The emphasis on climate-aligned foreign direct investment (FDI) is now seen arguably at the core of sustainable growth of developing nations.
A noteworthy development from the West is the recent downgrading of the US’s long-term credit rating, which poses intriguing questions about the behemoth economy’s future borrowing and investment capabilities.
IMF comment underlines global concerns
In the aftermath of a global pandemic, the world finds itself grappling with unprecedented challenges. Recent research from the Kansas City Federal Reserve paints a challenging picture of the post-pandemic global economy, highlighting issues like soaring government debt, geopolitical tensions, and an unsettling trajectory for technological innovation.
With the backdrop of geopolitical disruptions like the Russian invasion of Ukraine and escalating U.S.-China tensions, global trade appears to stand at a tough crossroads.
Pierre-Olivier Gourinchas, the International Monetary Fund’s chief economist, underscores the fragility of the current state, noting that countries are drained after battling the pandemic, and that policy-driven forces and decoupling between China and the West add further strain.
The looming danger is a possible stagnation where parts of the world fail to progress, leading to demographic and migration pressures. Economists, including Gourinchas, believe that global growth might stagnate around 3%, a disappointing rate compared to the past where China’s rapid development drove figures above 4%.
Existing trends amplified by COVID-19
The impact of the pandemic amplified certain pre-existing trends.
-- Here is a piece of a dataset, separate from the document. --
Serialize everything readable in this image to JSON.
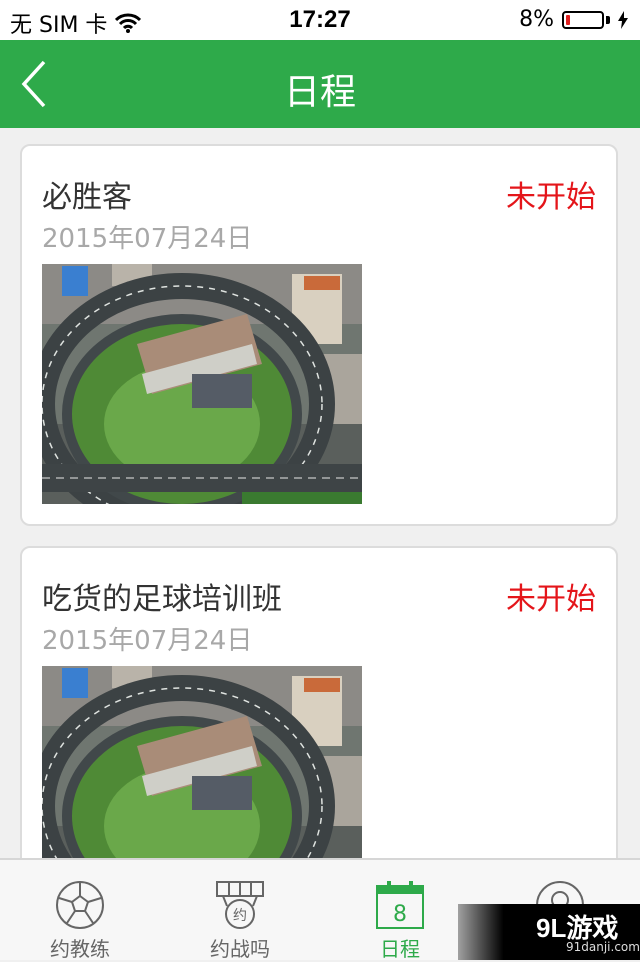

A paper by Serkan Arslanalp of the IMF and Barry Eichengreen from the University of California, Berkeley, reveals a troubling statistic: the ratio of public debt to global economic output surged to 60%.
This was largely driven by pandemic spending by governments. Such unsustainable levels of debt threaten to divert vital resources away from developing nations that have burgeoning populations but lack capital.
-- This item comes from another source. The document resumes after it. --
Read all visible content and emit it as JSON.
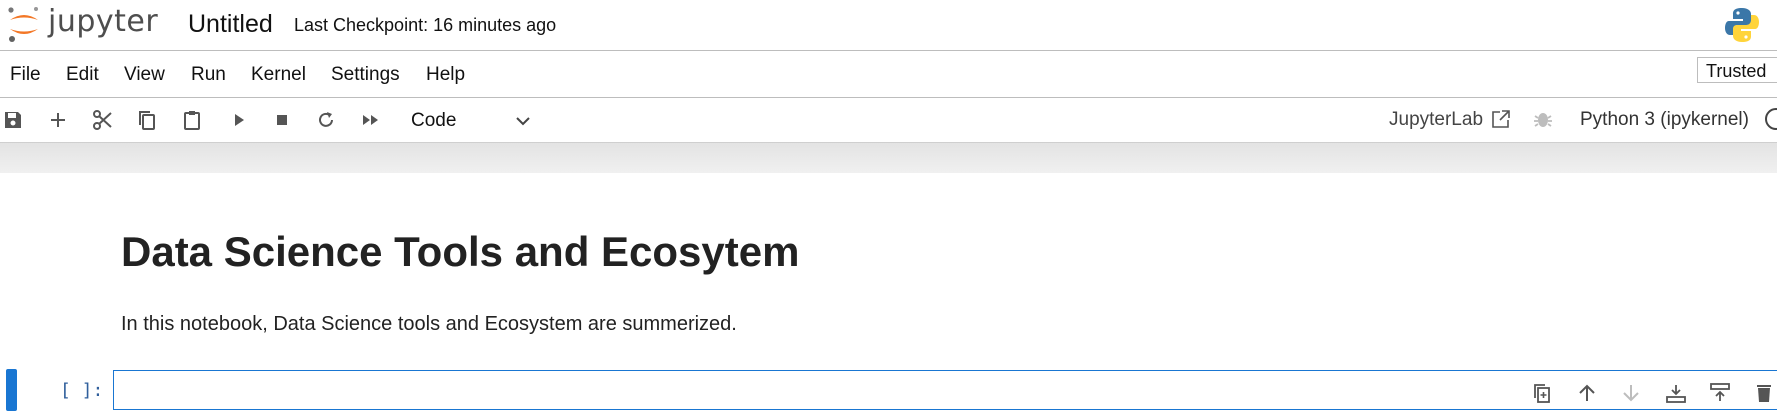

Recent geopolitical events, notably the Russian aggression against Ukraine, have also fragmented the longstanding belief that trade fosters lasting international partnerships.
COVID-19 had, of course, a huge impact on global trade flows and arguably became a movement where many participants in global trade decided that near-shoring is also the equivalent of de-risking.
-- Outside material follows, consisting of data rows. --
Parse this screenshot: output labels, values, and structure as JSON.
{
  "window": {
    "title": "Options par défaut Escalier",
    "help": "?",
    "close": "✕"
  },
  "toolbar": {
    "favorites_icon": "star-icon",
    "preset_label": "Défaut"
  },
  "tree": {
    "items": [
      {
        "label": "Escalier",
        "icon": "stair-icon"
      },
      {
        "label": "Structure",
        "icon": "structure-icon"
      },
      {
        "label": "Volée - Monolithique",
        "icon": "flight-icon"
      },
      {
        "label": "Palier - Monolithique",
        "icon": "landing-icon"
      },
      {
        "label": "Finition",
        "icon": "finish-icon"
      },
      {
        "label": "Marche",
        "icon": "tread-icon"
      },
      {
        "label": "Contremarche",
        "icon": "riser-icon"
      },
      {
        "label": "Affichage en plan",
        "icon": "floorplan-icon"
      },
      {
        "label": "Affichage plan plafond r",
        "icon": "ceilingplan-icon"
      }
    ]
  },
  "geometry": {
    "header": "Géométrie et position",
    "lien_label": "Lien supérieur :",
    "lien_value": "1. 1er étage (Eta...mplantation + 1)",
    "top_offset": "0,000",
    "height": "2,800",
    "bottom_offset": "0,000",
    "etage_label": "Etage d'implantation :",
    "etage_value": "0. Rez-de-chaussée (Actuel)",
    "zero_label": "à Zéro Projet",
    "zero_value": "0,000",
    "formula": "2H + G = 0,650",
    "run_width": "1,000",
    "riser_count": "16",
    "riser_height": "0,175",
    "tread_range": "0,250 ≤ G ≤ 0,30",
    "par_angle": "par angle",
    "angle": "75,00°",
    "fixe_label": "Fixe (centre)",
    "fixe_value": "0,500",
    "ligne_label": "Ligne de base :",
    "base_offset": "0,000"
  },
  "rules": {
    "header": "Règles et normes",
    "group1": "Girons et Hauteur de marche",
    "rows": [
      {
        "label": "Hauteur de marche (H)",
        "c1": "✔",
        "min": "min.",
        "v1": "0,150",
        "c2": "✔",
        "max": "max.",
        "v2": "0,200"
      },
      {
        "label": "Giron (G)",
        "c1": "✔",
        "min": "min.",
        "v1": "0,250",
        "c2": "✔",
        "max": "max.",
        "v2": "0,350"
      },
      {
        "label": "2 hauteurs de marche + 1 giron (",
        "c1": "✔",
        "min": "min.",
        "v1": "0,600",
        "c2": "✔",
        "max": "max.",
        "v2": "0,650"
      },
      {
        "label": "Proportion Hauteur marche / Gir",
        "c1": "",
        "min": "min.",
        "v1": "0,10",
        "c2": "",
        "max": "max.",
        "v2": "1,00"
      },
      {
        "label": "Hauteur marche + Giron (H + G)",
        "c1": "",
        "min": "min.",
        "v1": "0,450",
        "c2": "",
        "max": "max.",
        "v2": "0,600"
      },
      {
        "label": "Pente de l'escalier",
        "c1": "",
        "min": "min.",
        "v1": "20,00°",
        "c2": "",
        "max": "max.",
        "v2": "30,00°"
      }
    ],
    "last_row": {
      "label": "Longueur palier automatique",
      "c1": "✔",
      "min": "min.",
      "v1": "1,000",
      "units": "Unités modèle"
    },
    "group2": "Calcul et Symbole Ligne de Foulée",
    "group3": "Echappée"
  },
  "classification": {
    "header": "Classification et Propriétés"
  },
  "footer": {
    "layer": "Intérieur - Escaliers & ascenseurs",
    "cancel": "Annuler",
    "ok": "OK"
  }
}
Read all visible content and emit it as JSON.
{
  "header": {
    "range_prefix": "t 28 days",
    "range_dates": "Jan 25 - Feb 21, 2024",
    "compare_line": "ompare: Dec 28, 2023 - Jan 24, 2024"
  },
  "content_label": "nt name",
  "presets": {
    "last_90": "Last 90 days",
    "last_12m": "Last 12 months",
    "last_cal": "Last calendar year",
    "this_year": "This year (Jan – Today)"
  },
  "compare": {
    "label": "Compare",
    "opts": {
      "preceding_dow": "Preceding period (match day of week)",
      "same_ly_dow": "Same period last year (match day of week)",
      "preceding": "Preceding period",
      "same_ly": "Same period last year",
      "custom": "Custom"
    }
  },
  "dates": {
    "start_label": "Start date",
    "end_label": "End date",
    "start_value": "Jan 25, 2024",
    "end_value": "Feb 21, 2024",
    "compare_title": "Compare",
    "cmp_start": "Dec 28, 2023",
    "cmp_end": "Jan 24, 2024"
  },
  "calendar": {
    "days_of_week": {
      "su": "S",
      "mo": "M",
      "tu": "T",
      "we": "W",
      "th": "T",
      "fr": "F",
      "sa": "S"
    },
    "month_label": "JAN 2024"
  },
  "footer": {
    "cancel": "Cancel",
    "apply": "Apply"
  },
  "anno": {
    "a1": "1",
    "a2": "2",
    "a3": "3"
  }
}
It led to a pattern of nearshoring but World Trade Organization Director-General Ngozi Okonjo-Iweala cautions against the current trend of reordering global production patterns. While diversifying trade might seem appealing, it’s essential to extend opportunities to those nations historically sidelined in the global trade arena.
What does global growth look like?
Global economic growth is a natural driver of trade growth. From an economic standpoint, recent economic projections from the IMF shows global growth decelerating, with projections declining from 3.5% in 2022 to 3.0% for 2023 and 2024.
Although inflation in developed economies shows signs of slowing, trade volumes are down. Manufacturing sectors worldwide are experiencing a slowdown, and while services are expanding, there’s noticeable deceleration.
The ripple effects of the pandemic also extend to the future of work, affecting urban economies. Demand for office spaces in major cities like New York, London, and San Francisco is dwindling, with average office attendance dropping significantly.
In general it could be suggested that global growth is somewhat anemic – and there are also signs that China may not offer much support in the near future.
Debt may continue to weigh on trade
Despite the myriad challenges facing global trade, and an ongoing recession threat, it’s worth considering the resilience shown by key economies. Growth in certain sectors, like the services trade, offer a beacon of hope.
The commitment of nations to navigate these complex issues, combined with the need to diversify and include historically sidelined nations, has the potential to reshape and strengthen global trade patterns for a more inclusive and prosperous future.
For organizations dependent on global trade it therefore depends on the ability to harness opportunities – which, though under pressure, will still be out there to harness.